Another blurb, by no less than Mihaly Csiksentmihalyi (I love his book 'Finding flow'), claims that after reading the book you will never have to be lonely again. The book does make some attempts at giving advice, but never sounds very convincing. The authors are researchers who excel at understanding how loneliness affects people, but they don't seem to have much experience in helping them. They don't sound like they ever had this problem either.
The end of the book addresses the growing loneliness in the United States, and mentions some ways society has found to cope: mega-churches, virtual communities like Second Life, the corny fad of 'random acts of kindness'. Oh the horror. I've been through times when loneliness was almost unbearable, but I'm not sure I've ever been that hopeless.
I will definitely read that book again.
This book describes studies that hint at loneliness reducing our ability to tune out distractions, reducing our ability to complete "logical reasoning tasks", and reducing our ability to pursue long term rewards rather than immediate gratification. It is fascinating. I also found the descriptions of the physical effects of loneliness on health to be extremely interesting (increased morning cortisol and adrenaline etc.).

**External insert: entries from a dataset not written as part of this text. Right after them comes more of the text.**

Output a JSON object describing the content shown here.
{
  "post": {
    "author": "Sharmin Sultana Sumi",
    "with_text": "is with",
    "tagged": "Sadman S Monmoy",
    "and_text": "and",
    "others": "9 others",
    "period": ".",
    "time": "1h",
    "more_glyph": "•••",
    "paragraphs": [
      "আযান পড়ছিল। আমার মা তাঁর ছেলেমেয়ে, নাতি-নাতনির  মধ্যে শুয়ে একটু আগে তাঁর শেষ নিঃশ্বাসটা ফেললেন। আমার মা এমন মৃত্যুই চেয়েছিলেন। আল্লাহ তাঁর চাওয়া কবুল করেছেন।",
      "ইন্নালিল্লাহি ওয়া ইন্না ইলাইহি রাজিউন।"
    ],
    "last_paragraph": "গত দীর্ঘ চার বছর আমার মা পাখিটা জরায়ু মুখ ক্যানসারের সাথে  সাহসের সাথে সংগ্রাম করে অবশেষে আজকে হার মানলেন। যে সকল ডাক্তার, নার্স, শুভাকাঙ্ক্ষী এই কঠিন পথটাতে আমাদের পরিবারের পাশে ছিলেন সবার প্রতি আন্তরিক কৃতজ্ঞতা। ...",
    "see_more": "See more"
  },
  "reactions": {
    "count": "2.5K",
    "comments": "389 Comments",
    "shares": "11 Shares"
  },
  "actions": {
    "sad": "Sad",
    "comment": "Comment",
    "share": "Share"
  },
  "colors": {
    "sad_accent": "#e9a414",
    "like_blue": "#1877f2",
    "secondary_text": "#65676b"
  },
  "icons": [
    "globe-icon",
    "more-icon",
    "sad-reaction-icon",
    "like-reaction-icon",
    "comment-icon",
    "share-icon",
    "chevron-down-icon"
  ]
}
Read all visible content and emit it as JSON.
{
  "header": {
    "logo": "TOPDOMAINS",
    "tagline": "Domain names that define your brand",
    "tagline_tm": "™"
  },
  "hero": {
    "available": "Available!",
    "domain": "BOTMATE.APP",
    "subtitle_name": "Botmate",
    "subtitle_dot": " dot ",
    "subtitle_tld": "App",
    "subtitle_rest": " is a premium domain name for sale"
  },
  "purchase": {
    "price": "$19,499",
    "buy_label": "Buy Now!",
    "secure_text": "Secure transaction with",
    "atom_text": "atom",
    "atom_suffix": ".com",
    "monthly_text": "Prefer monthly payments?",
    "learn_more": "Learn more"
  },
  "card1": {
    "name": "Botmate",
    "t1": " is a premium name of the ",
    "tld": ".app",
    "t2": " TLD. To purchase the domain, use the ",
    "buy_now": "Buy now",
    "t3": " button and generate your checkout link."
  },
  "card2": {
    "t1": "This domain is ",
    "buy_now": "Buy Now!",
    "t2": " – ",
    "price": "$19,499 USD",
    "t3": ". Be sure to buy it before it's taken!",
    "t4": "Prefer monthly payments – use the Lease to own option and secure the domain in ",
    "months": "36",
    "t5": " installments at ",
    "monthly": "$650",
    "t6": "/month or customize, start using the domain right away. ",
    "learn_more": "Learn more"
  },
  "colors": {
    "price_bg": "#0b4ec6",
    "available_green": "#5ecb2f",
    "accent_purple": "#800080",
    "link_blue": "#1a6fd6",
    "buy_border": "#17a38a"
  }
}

So if the research was what I was rating, I'd give it 5 stars. But unfortunately, I am reviewing the book and must give it 3 stars. Because, although not difficult in terms of content, this book is very poorly written. It goes off on useless tangents only marginally related to loneliness. I would be happy to read about chimp and bonobo society, in this particular book, if the authors actually related it in any way to the topic at hand which is loneliness. But the astounding thing is: they don't! They just drop one line in about loneliness in that chapter and think that is relating it! And half the book is like that, going off on one irrelevant tangent after another.
I think perhaps a coherent connection between all these different topics may exist in the author(s) head(s) but that they don't do a good job of drawing that connection out for us, and so we just end up with a bunch of scatter-shot irrelevancies. I wonder if, ironically, the incoherence of this book is caused by it's dual authorship.Read more ›
Most Recent Customer Reviews
Great book! Just what I needed as a reference for my book in progress "Beyond The Warrior.". It illustrates well the multiple dangers of isolation to human health.Published 6 days ago by Robert Speake
Excellent. Has a wonderful chapter on the brain pathways related to human contact.Published 2 months ago by Judith Damerow
Great book! Will help us undertand our parents and ourselves (in the near future)!Published 4 months ago by Amazon Customer
I'm extremely impressed by the thoroughness of research that went into this. The well-qualified authors explain everything clearly and make a strong case for the importance of... Read morePublished 4 months ago by Tantra Bensko
Reading Loneliness when I was lonely validated what I felt in my body. That validation calmed me in a way that helped me find the path to connection. Read morePublished 6 months ago by Dee Wagner
I am torn about this book, hence my three star rating.
On one hand, this book does an excellent job demonstrating the extent to which people are social and the extent to... Read more